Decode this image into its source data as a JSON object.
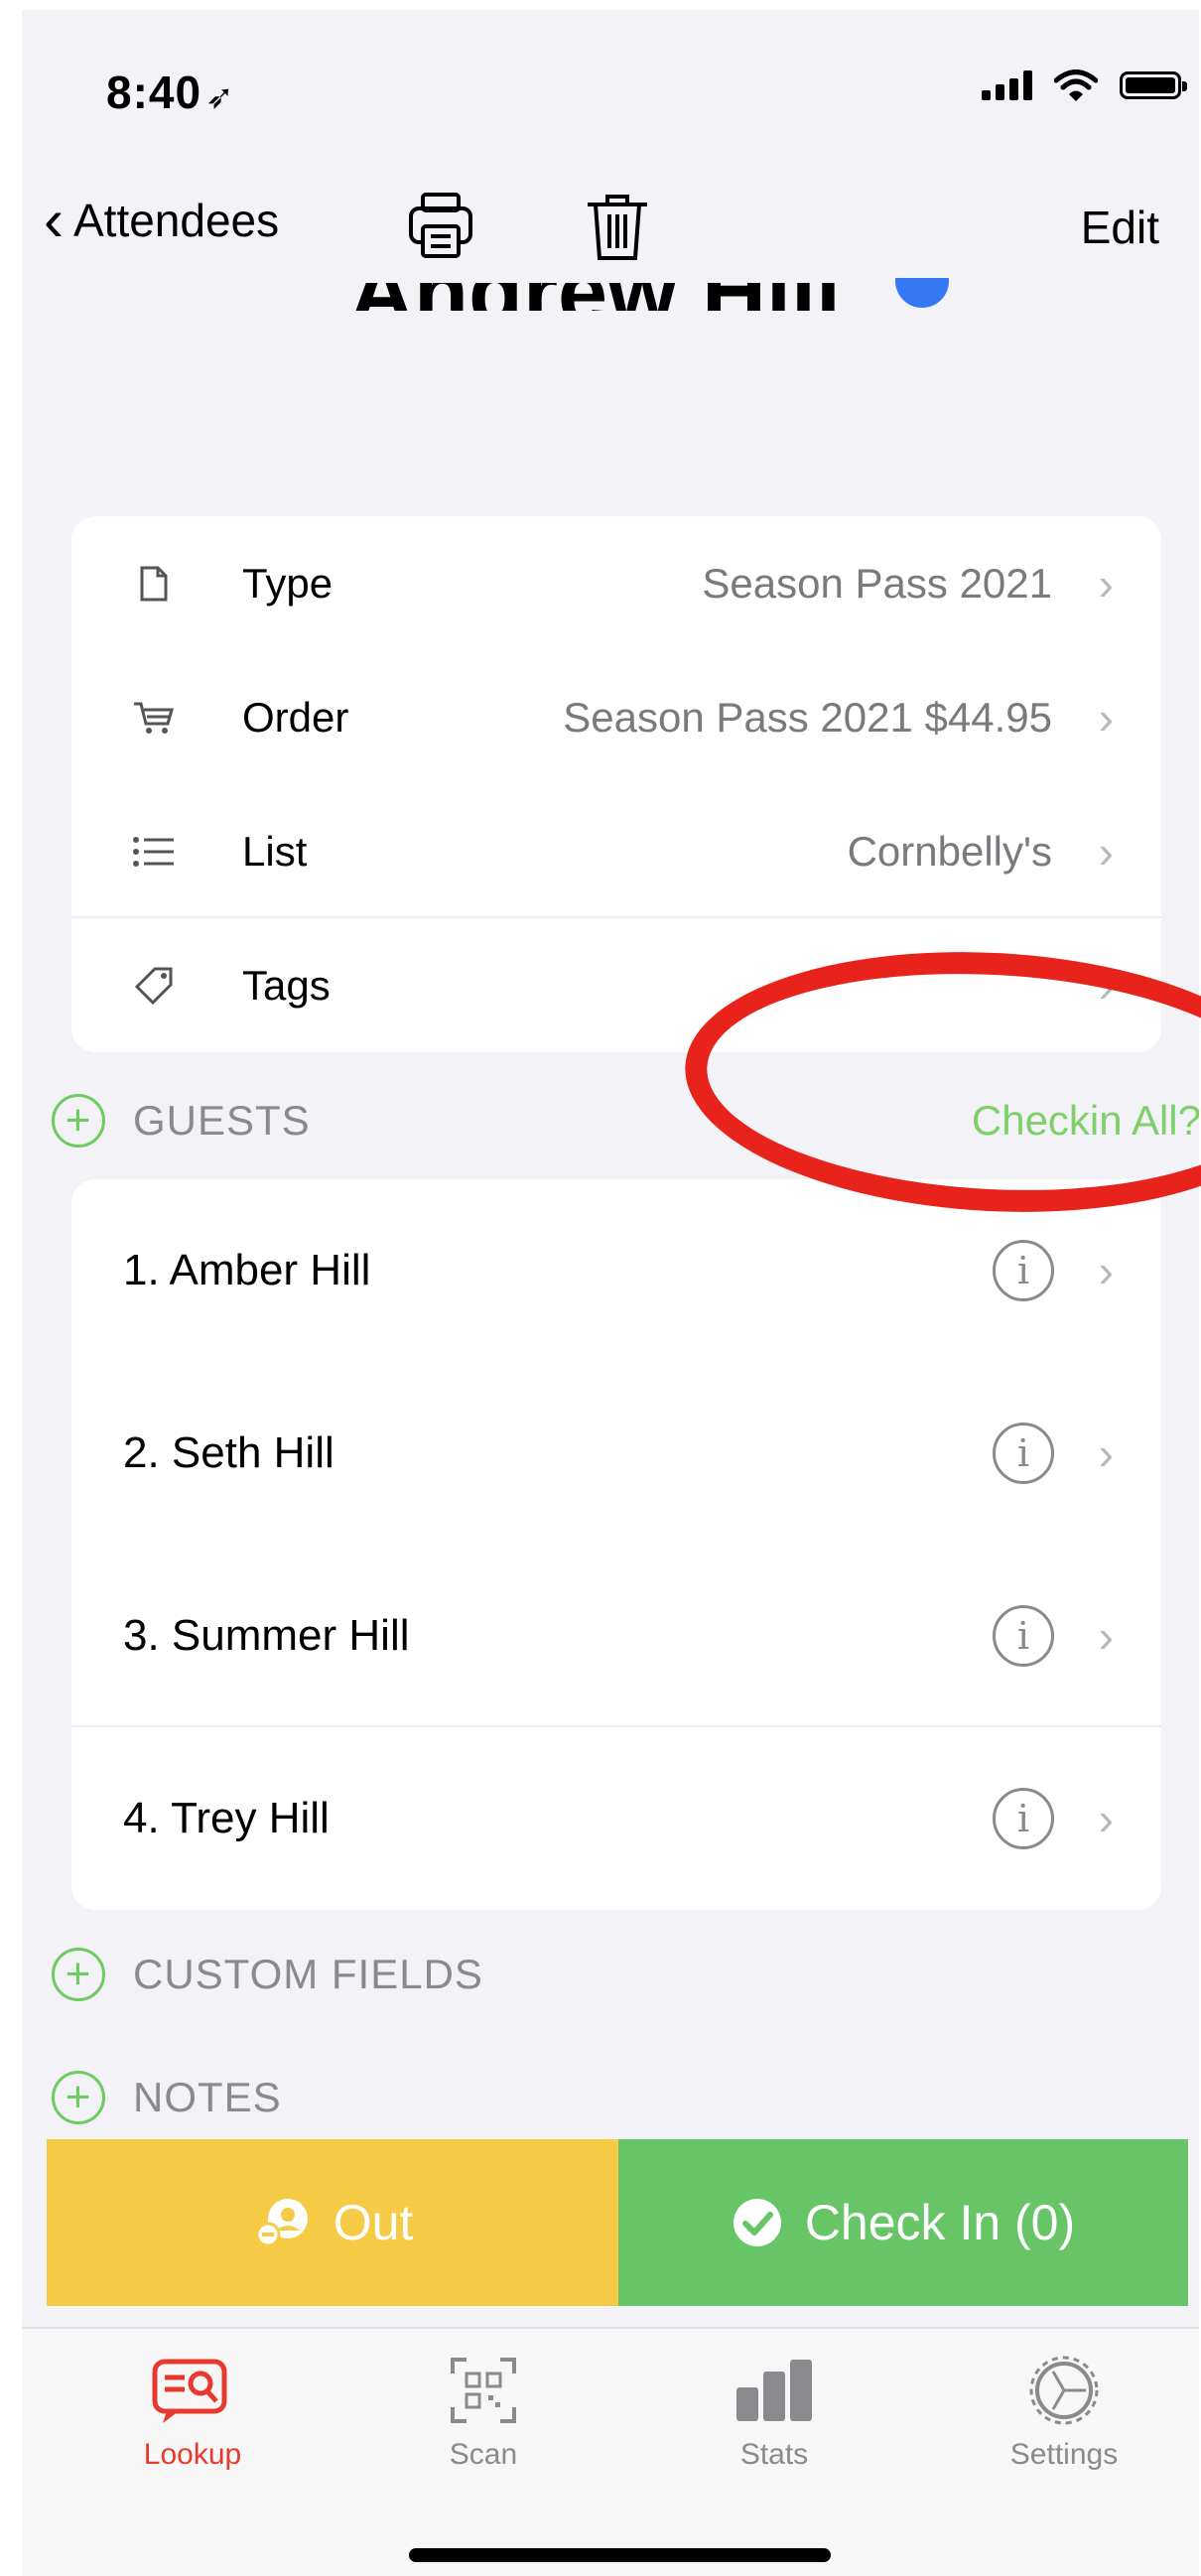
{
  "status_bar": {
    "time": "8:40",
    "location_arrow": "➶"
  },
  "nav": {
    "back_label": "Attendees",
    "edit_label": "Edit"
  },
  "header": {
    "name_clipped": "Andrew Hill"
  },
  "details": [
    {
      "icon": "document-icon",
      "label": "Type",
      "value": "Season Pass 2021"
    },
    {
      "icon": "cart-icon",
      "label": "Order",
      "value": "Season Pass 2021 $44.95"
    },
    {
      "icon": "list-icon",
      "label": "List",
      "value": "Cornbelly's"
    },
    {
      "icon": "tag-icon",
      "label": "Tags",
      "value": ""
    }
  ],
  "guests_section": {
    "title": "GUESTS",
    "action": "Checkin All?"
  },
  "guests": [
    {
      "name": "1. Amber Hill"
    },
    {
      "name": "2. Seth Hill"
    },
    {
      "name": "3. Summer Hill"
    },
    {
      "name": "4. Trey Hill"
    }
  ],
  "custom_fields_section": {
    "title": "CUSTOM FIELDS"
  },
  "notes_section": {
    "title": "NOTES"
  },
  "actions": {
    "out_label": "Out",
    "checkin_label": "Check In (0)"
  },
  "tabs": [
    {
      "label": "Lookup",
      "icon": "lookup-icon",
      "active": true
    },
    {
      "label": "Scan",
      "icon": "scan-icon",
      "active": false
    },
    {
      "label": "Stats",
      "icon": "stats-icon",
      "active": false
    },
    {
      "label": "Settings",
      "icon": "settings-icon",
      "active": false
    }
  ],
  "colors": {
    "accent_green": "#67c467",
    "out_yellow": "#f5cb45",
    "active_tab_red": "#e8392f",
    "annotation_red": "#e8231c"
  }
}
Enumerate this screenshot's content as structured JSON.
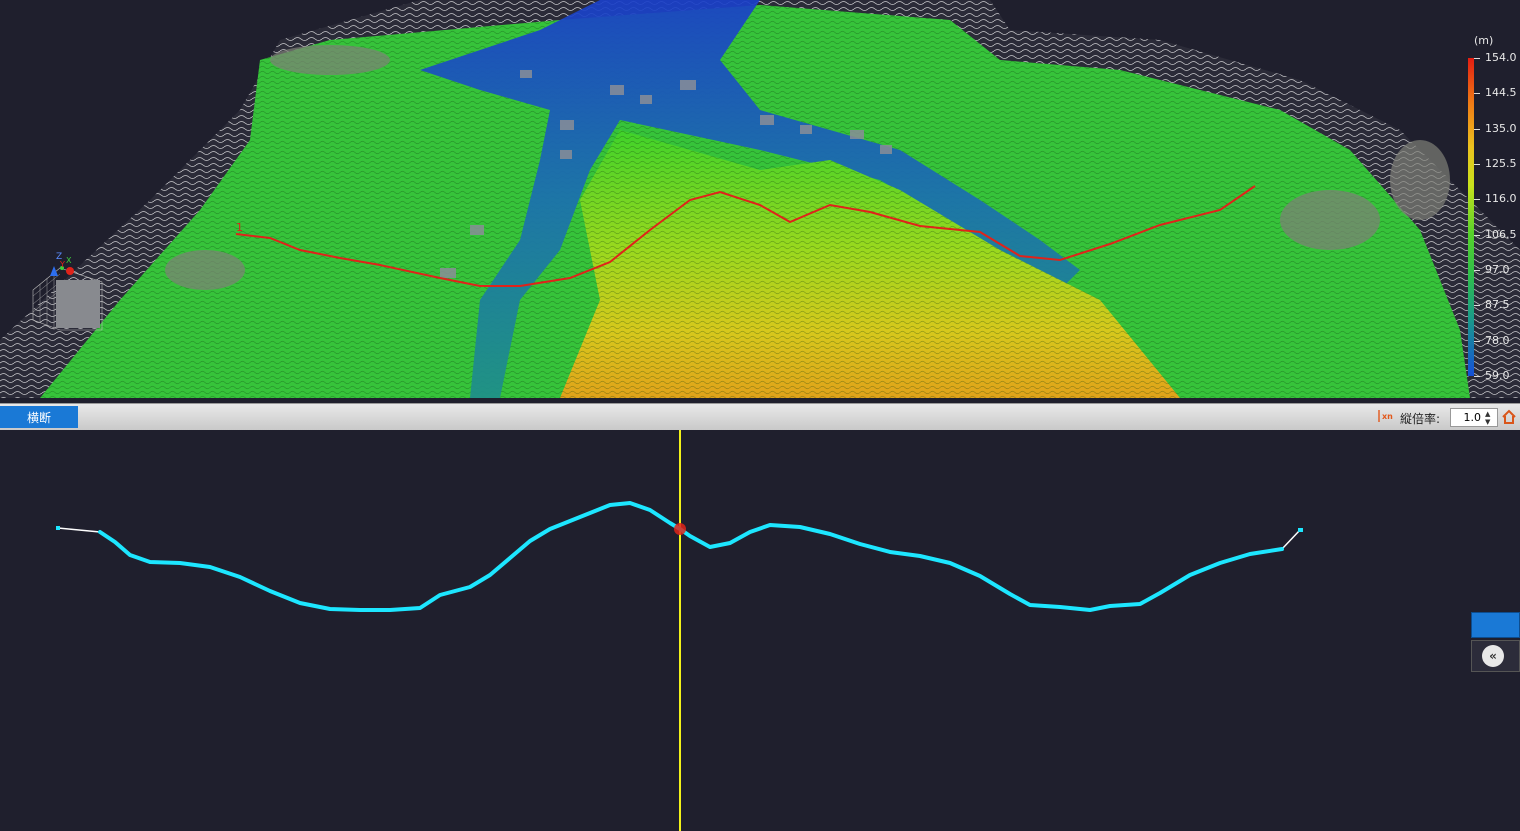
{
  "toolbar": {
    "tab_label": "横断",
    "vertical_exaggeration_label": "縦倍率:",
    "vertical_exaggeration_value": "1.0",
    "spin_up": "▲",
    "spin_down": "▼",
    "xn_icon_text": "xn"
  },
  "legend": {
    "unit": "(m)",
    "values": [
      "154.0",
      "144.5",
      "135.0",
      "125.5",
      "116.0",
      "106.5",
      "97.0",
      "87.5",
      "78.0",
      "59.0"
    ]
  },
  "viewport": {
    "axis_labels": [
      "Z",
      "Y",
      "X"
    ],
    "marker_label": "1"
  },
  "side_panel": {
    "collapse_glyph": "«"
  },
  "colors": {
    "background": "#1f1f2d",
    "profile_line": "#1de6ff",
    "cursor_line": "#f2f21a",
    "route_line": "#e0231a",
    "accent": "#1a79d6"
  },
  "icons": [
    "axis-gizmo-icon",
    "xn-icon",
    "home-icon",
    "double-chevron-left-icon"
  ]
}
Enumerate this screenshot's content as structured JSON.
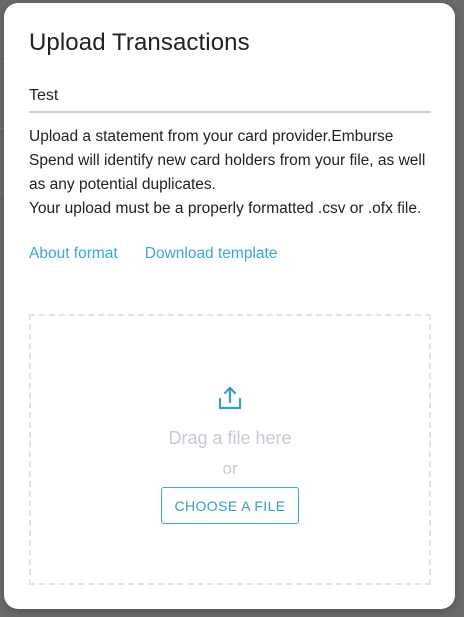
{
  "modal": {
    "title": "Upload Transactions",
    "name_value": "Test",
    "description": [
      "Upload a statement from your card provider.Emburse Spend will identify new card holders from your file, as well as any potential duplicates.",
      "Your upload must be a properly formatted .csv or .ofx file."
    ],
    "links": {
      "about_format": "About format",
      "download_template": "Download template"
    },
    "dropzone": {
      "icon": "upload-icon",
      "drag_text": "Drag a file here",
      "or_text": "or",
      "button_label": "CHOOSE A FILE"
    }
  },
  "colors": {
    "accent": "#35a8dc",
    "muted_text": "#c4cbd6",
    "border_dashed": "#dfe3ea"
  }
}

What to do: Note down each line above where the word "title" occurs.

Answer:
    "title": "GUESTS",
    "title": "CUSTOM FIELDS"
    "title": "NOTES"
    "title": "Upload Transactions",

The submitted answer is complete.